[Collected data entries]
----

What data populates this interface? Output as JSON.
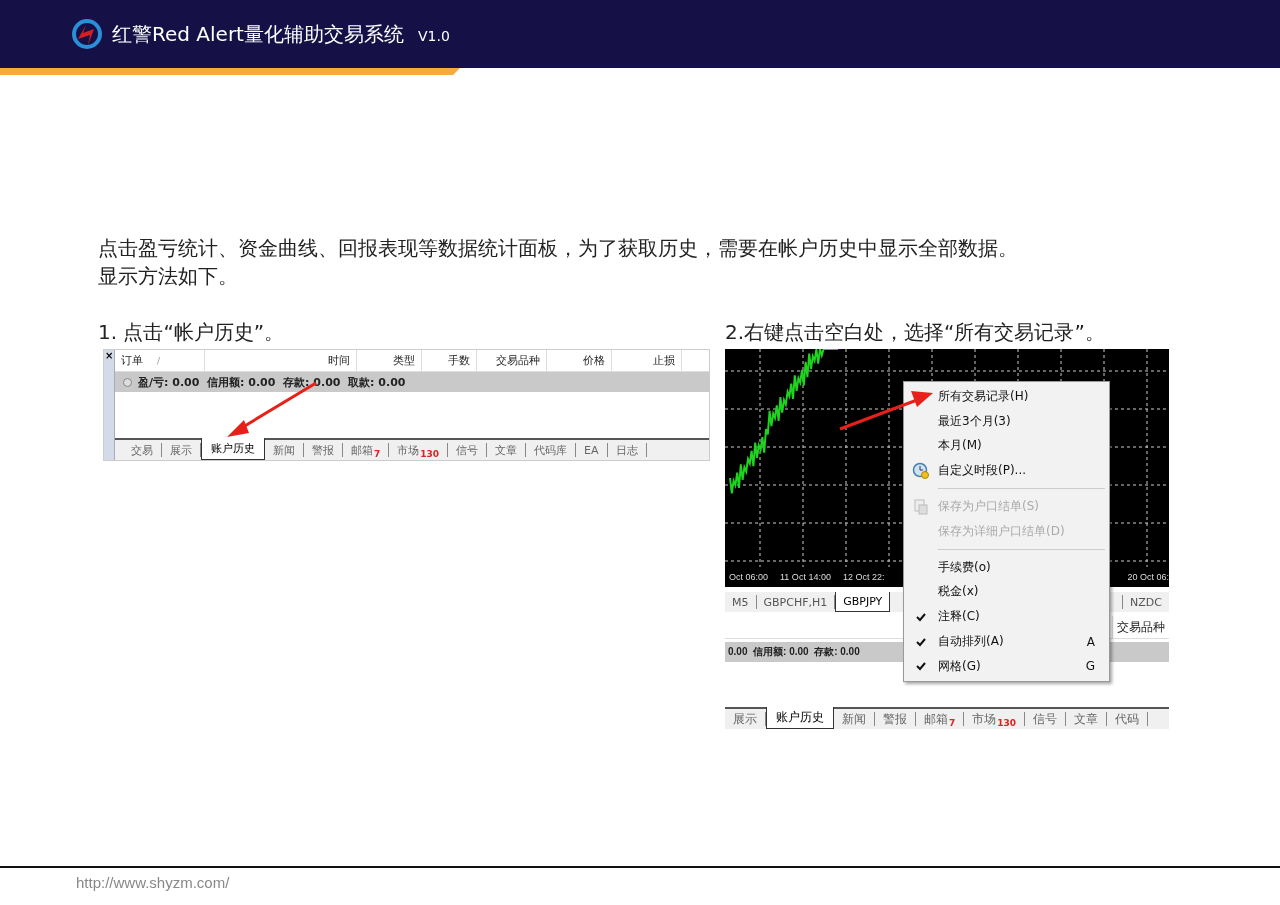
{
  "header": {
    "title": "红警Red Alert量化辅助交易系统",
    "version": "V1.0"
  },
  "intro": [
    "点击盈亏统计、资金曲线、回报表现等数据统计面板，为了获取历史，需要在帐户历史中显示全部数据。",
    "显示方法如下。"
  ],
  "step1": {
    "caption": "1. 点击“帐户历史”。",
    "close": "×",
    "columns": [
      {
        "label": "订单",
        "sort": "/"
      },
      {
        "label": "时间"
      },
      {
        "label": "类型"
      },
      {
        "label": "手数"
      },
      {
        "label": "交易品种"
      },
      {
        "label": "价格"
      },
      {
        "label": "止损"
      }
    ],
    "summary": "盈/亏: 0.00  信用额: 0.00  存款: 0.00  取款: 0.00",
    "tabs": [
      {
        "label": "交易",
        "selected": false
      },
      {
        "label": "展示",
        "selected": false
      },
      {
        "label": "账户历史",
        "selected": true
      },
      {
        "label": "新闻",
        "selected": false
      },
      {
        "label": "警报",
        "selected": false
      },
      {
        "label": "邮箱",
        "badge": "7",
        "selected": false
      },
      {
        "label": "市场",
        "badge": "130",
        "selected": false
      },
      {
        "label": "信号",
        "selected": false
      },
      {
        "label": "文章",
        "selected": false
      },
      {
        "label": "代码库",
        "selected": false
      },
      {
        "label": "EA",
        "selected": false
      },
      {
        "label": "日志",
        "selected": false
      }
    ]
  },
  "step2": {
    "caption": "2.右键点击空白处，选择“所有交易记录”。",
    "time_labels": [
      "Oct 06:00",
      "11 Oct 14:00",
      "12 Oct 22:",
      "20 Oct 06:"
    ],
    "symbol_tabs": [
      {
        "label": "M5",
        "selected": false
      },
      {
        "label": "GBPCHF,H1",
        "selected": false
      },
      {
        "label": "GBPJPY",
        "selected": true
      },
      {
        "label": "NZDC",
        "selected": false
      }
    ],
    "column": "交易品种",
    "summary": "0.00  信用额: 0.00  存款: 0.00",
    "tabs": [
      {
        "label": "展示",
        "selected": false
      },
      {
        "label": "账户历史",
        "selected": true
      },
      {
        "label": "新闻",
        "selected": false
      },
      {
        "label": "警报",
        "selected": false
      },
      {
        "label": "邮箱",
        "badge": "7",
        "selected": false
      },
      {
        "label": "市场",
        "badge": "130",
        "selected": false
      },
      {
        "label": "信号",
        "selected": false
      },
      {
        "label": "文章",
        "selected": false
      },
      {
        "label": "代码",
        "selected": false
      }
    ],
    "menu": [
      {
        "kind": "item",
        "label": "所有交易记录(H)",
        "checked": false,
        "disabled": false
      },
      {
        "kind": "item",
        "label": "最近3个月(3)",
        "checked": false,
        "disabled": false
      },
      {
        "kind": "item",
        "label": "本月(M)",
        "checked": false,
        "disabled": false
      },
      {
        "kind": "item",
        "label": "自定义时段(P)...",
        "icon": true,
        "checked": false,
        "disabled": false
      },
      {
        "kind": "separator"
      },
      {
        "kind": "item",
        "label": "保存为户口结单(S)",
        "icon": true,
        "checked": false,
        "disabled": true
      },
      {
        "kind": "item",
        "label": "保存为详细户口结单(D)",
        "checked": false,
        "disabled": true
      },
      {
        "kind": "separator"
      },
      {
        "kind": "item",
        "label": "手续费(o)",
        "checked": false,
        "disabled": false
      },
      {
        "kind": "item",
        "label": "税金(x)",
        "checked": false,
        "disabled": false
      },
      {
        "kind": "item",
        "label": "注释(C)",
        "checked": true,
        "disabled": false
      },
      {
        "kind": "item",
        "label": "自动排列(A)",
        "shortcut": "A",
        "checked": true,
        "disabled": false
      },
      {
        "kind": "item",
        "label": "网格(G)",
        "shortcut": "G",
        "checked": true,
        "disabled": false
      }
    ]
  },
  "footer": {
    "url": "http://www.shyzm.com/"
  }
}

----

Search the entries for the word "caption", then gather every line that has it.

    "caption": "1. 点击“帐户历史”。",
    "caption": "2.右键点击空白处，选择“所有交易记录”。",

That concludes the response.